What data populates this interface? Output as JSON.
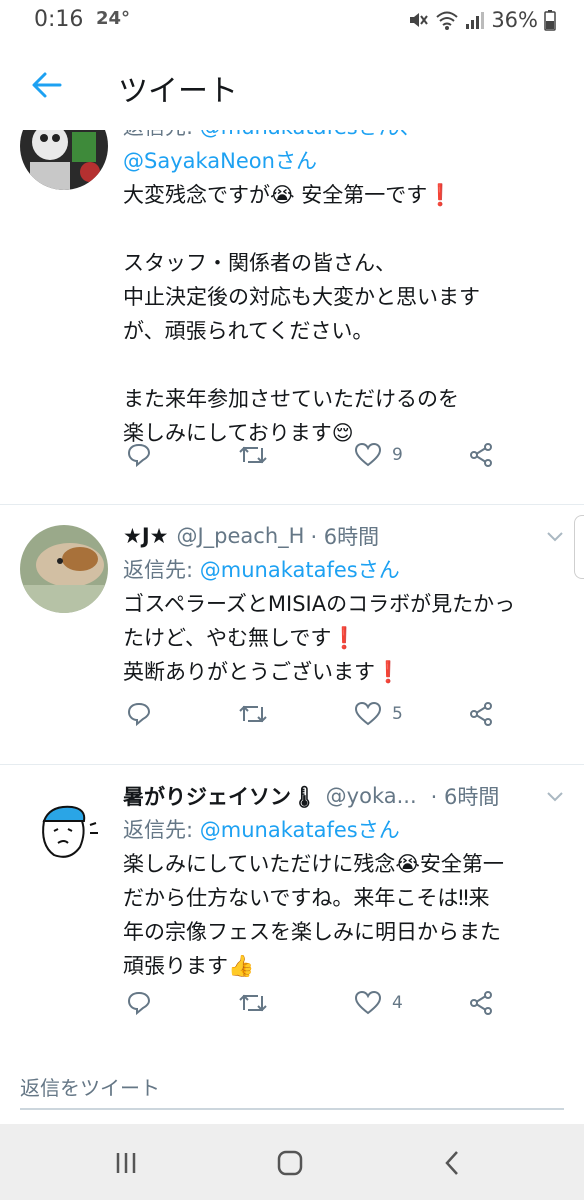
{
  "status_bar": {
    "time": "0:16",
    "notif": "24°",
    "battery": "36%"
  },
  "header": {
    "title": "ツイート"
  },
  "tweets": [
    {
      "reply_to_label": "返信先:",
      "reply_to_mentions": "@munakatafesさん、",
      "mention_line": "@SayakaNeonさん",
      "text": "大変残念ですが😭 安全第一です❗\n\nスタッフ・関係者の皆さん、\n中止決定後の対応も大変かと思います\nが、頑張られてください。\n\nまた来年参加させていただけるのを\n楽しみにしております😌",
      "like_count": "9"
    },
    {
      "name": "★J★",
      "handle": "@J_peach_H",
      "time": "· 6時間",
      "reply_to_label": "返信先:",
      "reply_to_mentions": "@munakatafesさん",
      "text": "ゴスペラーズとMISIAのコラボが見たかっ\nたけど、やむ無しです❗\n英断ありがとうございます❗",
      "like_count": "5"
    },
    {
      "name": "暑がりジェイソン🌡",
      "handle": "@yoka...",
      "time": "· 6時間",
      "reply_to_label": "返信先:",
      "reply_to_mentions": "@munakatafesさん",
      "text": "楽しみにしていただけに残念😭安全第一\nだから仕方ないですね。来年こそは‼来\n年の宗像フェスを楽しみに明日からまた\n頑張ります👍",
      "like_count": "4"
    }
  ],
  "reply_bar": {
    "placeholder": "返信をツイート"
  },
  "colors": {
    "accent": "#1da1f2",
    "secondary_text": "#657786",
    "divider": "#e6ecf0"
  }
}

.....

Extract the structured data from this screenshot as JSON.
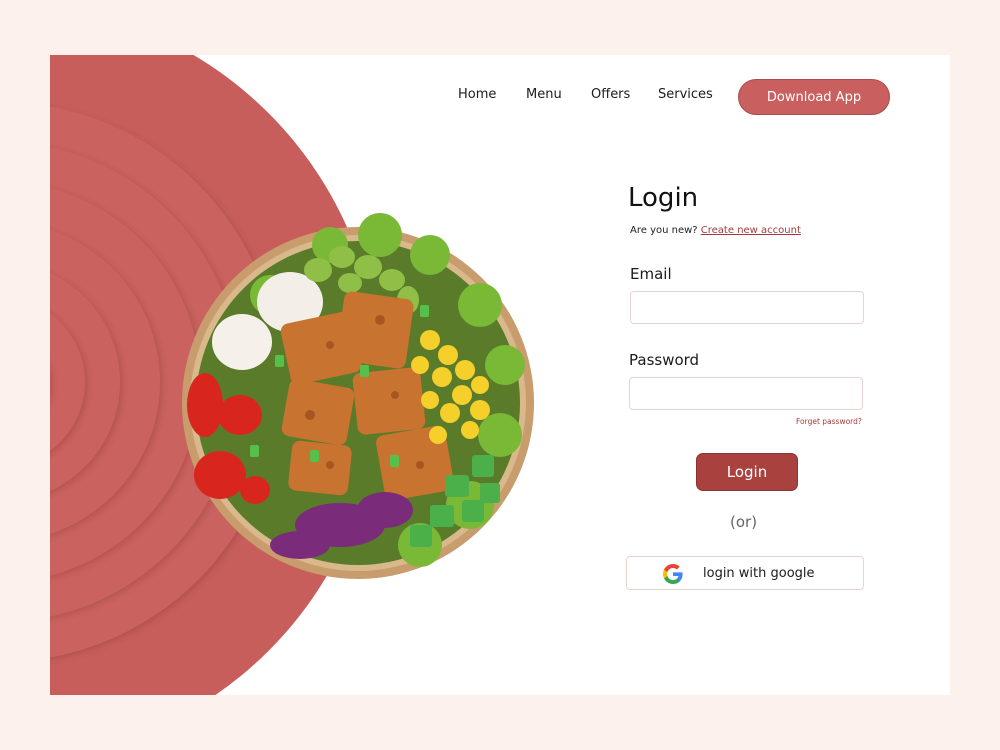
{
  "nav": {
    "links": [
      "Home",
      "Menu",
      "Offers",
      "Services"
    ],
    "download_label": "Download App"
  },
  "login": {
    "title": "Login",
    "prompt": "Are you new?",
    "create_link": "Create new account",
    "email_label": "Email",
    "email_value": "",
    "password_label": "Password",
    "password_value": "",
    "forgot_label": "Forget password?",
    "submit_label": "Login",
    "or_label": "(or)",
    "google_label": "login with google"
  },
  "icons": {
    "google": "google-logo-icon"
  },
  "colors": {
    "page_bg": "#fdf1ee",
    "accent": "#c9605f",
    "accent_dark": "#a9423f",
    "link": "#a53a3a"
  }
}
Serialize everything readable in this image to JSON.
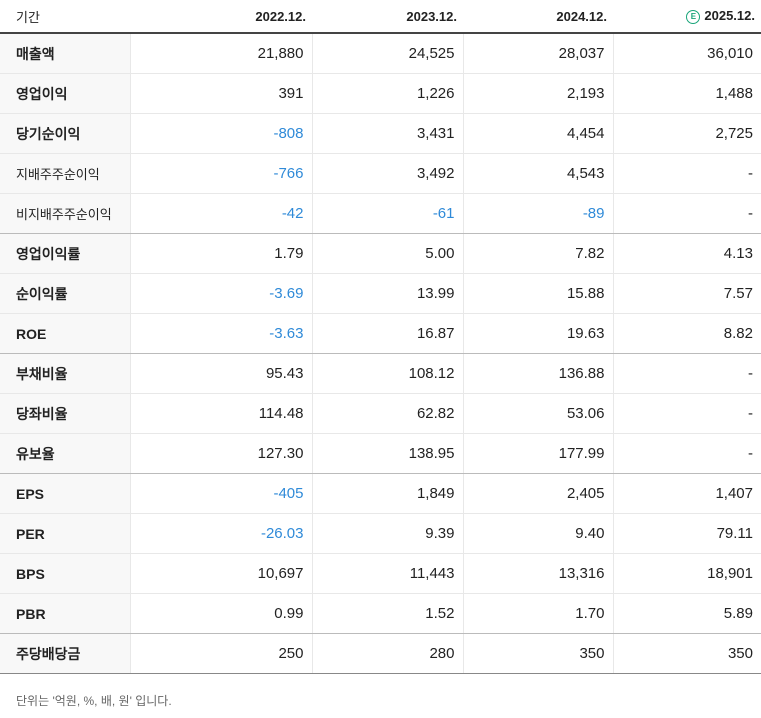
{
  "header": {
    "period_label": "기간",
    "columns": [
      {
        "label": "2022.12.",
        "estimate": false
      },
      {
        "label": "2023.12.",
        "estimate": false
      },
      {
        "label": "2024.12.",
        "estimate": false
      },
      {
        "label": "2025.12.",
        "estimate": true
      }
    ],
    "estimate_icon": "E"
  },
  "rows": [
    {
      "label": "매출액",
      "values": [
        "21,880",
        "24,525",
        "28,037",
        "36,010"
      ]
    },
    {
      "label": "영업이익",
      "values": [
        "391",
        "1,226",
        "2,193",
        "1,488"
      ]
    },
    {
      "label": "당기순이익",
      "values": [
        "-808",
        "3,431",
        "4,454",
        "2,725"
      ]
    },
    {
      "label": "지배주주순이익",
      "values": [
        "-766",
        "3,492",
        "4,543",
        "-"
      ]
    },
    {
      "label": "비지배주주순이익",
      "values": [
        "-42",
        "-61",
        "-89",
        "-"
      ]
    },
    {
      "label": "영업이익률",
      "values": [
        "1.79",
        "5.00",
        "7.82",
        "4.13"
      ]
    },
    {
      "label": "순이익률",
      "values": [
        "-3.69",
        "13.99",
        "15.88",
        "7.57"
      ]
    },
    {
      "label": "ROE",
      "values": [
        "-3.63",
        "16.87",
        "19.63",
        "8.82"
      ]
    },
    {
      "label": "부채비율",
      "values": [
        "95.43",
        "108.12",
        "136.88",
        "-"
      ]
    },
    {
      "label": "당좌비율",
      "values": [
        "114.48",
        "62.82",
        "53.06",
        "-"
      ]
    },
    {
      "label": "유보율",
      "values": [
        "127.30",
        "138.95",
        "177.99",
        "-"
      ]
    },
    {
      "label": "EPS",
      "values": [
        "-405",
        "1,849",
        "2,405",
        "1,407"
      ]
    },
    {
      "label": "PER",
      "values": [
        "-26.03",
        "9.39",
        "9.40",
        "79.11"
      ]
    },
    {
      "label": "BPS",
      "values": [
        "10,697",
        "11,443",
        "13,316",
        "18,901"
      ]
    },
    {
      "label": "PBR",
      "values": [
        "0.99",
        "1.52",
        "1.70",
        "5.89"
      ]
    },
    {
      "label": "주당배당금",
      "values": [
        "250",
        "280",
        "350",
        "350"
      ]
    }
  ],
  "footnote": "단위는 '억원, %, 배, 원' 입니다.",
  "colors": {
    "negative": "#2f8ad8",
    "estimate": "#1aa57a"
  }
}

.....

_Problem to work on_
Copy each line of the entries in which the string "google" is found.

_Task output_
    "google_label": "login with google"
    "google": "google-logo-icon"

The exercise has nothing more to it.